The Arnett Lab is currently enrolling 7-11 year old children with or at high risk for ADHD for the BAT Study (BAT = Biomarkers of ADHD Treatment response). Participants must be from the Children’s Hospital Primary Care Clinic or the Developmental Medicine Center. Eligible children must also be stimulant medication naïve and have been recommended to start a stimulant trial. The goal of this study is to find brain markers in children that will predict which ADHD medication is best for them. We are using EEG and neuropsychological testing to investigate. The BAT Study is funded by the Translational Neuroscience Center (TNC).
The Arnett Lab is currently enrolling 7-11 year old children with anxiety or anxiety+ADHD for the Brave-RHINO Study. In this study, we will examine whether brain mechanisms for attention problems in anxiety and ADHD are distinct or overlapping.

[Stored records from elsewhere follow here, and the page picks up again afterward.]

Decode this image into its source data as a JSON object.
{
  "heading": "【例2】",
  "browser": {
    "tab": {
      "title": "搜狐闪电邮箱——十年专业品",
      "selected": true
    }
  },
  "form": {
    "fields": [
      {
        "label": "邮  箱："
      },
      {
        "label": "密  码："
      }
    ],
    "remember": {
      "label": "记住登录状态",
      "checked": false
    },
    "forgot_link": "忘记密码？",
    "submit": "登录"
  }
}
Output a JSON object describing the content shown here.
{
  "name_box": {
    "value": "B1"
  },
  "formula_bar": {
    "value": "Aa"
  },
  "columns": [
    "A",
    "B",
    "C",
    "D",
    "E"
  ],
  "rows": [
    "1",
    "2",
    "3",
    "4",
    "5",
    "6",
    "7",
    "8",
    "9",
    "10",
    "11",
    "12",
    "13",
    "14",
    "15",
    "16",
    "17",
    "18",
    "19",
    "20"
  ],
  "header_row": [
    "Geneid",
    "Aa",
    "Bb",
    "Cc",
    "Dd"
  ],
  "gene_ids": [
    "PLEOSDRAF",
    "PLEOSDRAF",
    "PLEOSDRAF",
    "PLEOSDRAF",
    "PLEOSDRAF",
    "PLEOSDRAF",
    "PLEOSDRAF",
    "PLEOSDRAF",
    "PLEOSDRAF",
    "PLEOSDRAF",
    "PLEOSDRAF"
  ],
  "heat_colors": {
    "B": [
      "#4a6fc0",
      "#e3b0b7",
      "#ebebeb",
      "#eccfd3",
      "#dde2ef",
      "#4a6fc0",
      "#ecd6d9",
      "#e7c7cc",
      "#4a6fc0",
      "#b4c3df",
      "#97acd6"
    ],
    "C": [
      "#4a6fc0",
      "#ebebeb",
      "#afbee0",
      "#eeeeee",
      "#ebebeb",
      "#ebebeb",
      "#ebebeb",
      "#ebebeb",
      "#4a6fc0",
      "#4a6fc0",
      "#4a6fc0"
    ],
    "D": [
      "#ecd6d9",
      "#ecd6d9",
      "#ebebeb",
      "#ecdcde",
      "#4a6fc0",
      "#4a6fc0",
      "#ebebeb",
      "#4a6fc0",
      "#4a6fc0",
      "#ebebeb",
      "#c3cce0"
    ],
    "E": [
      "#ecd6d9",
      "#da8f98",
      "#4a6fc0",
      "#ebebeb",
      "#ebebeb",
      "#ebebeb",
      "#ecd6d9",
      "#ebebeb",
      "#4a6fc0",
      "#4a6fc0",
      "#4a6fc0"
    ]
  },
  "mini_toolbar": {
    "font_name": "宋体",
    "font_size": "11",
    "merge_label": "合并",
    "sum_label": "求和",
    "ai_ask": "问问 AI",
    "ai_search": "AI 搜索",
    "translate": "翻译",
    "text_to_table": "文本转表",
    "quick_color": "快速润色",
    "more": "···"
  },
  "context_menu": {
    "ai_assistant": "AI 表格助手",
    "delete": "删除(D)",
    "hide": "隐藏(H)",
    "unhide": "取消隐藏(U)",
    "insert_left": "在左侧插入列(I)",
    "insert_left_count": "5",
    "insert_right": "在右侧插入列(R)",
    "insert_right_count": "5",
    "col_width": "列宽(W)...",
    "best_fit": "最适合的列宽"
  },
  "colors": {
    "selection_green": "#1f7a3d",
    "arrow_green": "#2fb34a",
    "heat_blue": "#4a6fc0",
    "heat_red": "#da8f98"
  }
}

The Brave RHINO Study is funded by the Steve Samuels & Ami Cipolla Innovation Pilot Grant.
The Arnett Lab is currently enrolling 7- to 11-year-old participants for the RHINO ADHD Study (RHINO = Research on Heterogeneity In NeurOdevelopmental disorders and ADHD). The goal of this study is to characterize biomarkers of individual differences among school-age children with ADHD. Our methods include electroencephalography (EEG), in which we measure brain activity in a comfortable and fun way for the children, as well as neuropsychological testing and an interview. The RHINO ADHD study is funded for three years by the National Institute of Mental Health (NIMH).
The Arnett Lab is currently enrolling 2.5- to 4-year-old participants for the RHINO-Mites Study. The goal of this study is to identify brain markers associated with familial risk for ADHD and ADHD outcomes. As with the RHINO study, methods include electroencephalography (EEG), in which we measure brain activity in a comfortable and fun way for the children, as well as neuropsychological testing and an interview. The RHINO-Mites study is funded for three years by the National Institute of Mental Health (NIMH).

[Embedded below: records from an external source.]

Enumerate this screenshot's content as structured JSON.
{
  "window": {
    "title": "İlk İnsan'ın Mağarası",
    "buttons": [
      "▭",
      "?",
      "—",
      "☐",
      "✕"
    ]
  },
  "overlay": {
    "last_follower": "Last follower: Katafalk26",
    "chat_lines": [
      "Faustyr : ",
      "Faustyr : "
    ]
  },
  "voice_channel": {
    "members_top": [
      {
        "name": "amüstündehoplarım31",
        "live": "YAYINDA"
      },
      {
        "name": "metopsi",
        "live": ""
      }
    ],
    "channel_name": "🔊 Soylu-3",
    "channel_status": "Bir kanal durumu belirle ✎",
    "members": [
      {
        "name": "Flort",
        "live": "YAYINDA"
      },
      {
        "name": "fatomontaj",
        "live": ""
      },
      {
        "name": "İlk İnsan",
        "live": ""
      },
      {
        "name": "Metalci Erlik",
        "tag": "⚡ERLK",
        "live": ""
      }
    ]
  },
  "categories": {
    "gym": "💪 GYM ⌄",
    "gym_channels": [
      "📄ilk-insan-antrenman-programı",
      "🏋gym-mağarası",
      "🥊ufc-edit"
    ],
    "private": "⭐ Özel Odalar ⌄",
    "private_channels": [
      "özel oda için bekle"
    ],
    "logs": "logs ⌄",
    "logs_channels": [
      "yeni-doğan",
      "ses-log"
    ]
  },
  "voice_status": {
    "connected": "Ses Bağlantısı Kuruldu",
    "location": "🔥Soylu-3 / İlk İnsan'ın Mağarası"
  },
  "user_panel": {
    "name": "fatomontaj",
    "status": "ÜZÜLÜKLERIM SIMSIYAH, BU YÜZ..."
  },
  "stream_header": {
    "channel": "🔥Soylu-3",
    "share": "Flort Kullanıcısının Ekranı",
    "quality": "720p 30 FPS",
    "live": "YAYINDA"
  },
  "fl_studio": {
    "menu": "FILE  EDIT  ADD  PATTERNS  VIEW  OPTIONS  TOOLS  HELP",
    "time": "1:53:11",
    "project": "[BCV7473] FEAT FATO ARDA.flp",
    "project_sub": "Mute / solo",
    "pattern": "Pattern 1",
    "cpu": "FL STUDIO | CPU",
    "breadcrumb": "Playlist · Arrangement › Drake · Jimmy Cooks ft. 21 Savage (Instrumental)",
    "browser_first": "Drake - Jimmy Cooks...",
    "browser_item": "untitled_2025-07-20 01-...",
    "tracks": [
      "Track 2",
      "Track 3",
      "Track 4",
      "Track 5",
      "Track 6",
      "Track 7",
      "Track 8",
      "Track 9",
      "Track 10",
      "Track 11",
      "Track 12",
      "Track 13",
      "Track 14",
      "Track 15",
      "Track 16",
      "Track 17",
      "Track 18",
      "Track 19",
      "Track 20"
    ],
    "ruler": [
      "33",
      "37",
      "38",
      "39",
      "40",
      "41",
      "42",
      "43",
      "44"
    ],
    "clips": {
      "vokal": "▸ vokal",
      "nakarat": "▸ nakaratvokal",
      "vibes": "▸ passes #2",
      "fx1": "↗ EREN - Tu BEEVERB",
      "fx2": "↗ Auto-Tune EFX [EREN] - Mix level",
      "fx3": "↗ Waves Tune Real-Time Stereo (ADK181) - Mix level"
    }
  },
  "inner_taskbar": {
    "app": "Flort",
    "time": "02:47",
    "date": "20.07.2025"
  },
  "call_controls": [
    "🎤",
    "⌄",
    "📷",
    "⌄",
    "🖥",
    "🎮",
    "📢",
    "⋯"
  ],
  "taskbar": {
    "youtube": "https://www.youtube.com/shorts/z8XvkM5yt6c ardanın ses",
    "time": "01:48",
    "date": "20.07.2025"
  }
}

Museum of Science study
This past summer we partnered with the Living Laboratory at the Museum of Science for our AEROBIC Study. In this study, individuals 5 and older were randomly assigned to play either an “exercise” game or a “relaxation” game before completing a short test of attention and inhibitory control. The goal of this study was to help us understand how exercise and relaxation can impact a person’s ability to pay attention and regulate impulses. We hope that our research will continue to contribute to development and improvement of treatments for children with ADHD.
The Re-ACTIVE study was conducted at the University of Washington Center on Human Development and Disability. This study involved repeat EEG testing of 60 school-age children who successfully completed the ACTIVE Study at UW. The research goal is to evaluate stability of neurophysiological biomarkers in children with ADHD. This study is funded by the Klingenstein Third Generation Foundation (KTGF).
READY Study (Relations of EEG and methylphenidate response in Attention Deficit hyperactivitY disorder)
The READY Study was run by Tara Rutter, MS, and constituted her doctoral dissertation in psychology at Seattle Pacific University. READY was an extension of the ACTIVE study and examined EEG correlates of stimulant medication response. Previous ACTIVE study participants who have ever taken methylphenidate were eligible for this study. The goal of this study was to examine potential biomarkers of methylphenidate response among children. The investigation involved a short online questionnaire about your child’s medication history and also included a short parent phone interview.
ACTIVE Study (ADHD and Cognition: Tackling Individual Variability with EEG)
This study was supported by a NIMH K99 research grant awarded to Dr. Arnett. The goal of the research was to identify subtypes of ADHD that are defined by common patterns of activity in the brain. The study involved electroencephalography (EEG), which is a non-invasive way of measuring electrical activity in the brain. Children with ADHD show atypical EEG responses to visual and auditory information, as well as atypical EEG patterns when completing a task that requires attention.